» INPUT FOR THIS TASK
== Segment start ==
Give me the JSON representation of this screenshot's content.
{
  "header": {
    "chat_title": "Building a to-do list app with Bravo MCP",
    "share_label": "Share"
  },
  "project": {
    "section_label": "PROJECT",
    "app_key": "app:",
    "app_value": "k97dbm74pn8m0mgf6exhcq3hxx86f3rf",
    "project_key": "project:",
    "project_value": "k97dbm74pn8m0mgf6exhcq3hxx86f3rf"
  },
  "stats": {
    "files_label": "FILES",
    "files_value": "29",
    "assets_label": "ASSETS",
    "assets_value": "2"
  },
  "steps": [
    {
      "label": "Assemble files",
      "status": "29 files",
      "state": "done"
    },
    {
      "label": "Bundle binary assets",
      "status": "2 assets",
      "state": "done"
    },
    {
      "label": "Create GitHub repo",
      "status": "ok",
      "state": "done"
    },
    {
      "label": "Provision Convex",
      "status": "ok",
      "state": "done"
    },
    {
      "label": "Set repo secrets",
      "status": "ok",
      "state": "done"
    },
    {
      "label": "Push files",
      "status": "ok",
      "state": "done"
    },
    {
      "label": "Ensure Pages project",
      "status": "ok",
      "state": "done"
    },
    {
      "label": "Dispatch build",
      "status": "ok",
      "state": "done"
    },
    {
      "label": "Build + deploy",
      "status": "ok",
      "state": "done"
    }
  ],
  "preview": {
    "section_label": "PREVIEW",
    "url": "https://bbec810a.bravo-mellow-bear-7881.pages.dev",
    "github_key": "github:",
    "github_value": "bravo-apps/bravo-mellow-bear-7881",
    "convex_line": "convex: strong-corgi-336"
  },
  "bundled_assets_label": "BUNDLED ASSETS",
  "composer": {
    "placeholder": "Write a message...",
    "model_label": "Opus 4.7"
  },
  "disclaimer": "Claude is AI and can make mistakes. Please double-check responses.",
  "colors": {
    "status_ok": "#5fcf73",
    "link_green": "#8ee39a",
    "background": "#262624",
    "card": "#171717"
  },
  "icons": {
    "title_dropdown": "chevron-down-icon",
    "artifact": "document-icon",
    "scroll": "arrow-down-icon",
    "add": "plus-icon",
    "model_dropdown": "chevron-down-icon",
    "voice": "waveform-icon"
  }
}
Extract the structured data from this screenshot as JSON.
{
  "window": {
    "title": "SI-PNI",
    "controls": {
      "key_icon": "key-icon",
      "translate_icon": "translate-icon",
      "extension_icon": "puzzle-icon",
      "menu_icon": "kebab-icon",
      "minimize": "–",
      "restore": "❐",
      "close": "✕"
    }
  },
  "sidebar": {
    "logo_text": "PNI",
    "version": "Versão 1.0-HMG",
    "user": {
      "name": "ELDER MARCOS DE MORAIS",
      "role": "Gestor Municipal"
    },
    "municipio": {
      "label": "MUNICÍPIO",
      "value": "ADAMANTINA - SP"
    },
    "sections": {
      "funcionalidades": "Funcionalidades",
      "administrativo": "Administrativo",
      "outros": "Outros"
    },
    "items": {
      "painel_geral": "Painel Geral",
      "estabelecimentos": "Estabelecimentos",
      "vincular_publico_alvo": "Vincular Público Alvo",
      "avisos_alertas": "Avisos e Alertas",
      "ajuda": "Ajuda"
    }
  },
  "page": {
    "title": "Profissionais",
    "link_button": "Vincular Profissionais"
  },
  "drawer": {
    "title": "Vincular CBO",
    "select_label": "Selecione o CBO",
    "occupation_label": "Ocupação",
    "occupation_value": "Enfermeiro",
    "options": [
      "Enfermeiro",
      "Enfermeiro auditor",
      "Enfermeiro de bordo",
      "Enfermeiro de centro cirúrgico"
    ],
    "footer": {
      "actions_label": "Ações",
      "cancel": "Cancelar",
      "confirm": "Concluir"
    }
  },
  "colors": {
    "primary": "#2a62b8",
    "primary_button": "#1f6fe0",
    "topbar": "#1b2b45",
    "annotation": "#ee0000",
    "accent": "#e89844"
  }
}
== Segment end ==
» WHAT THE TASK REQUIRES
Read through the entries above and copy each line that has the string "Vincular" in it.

» SOLUTION
      "vincular_publico_alvo": "Vincular Público Alvo",
    "link_button": "Vincular Profissionais"
    "title": "Vincular CBO",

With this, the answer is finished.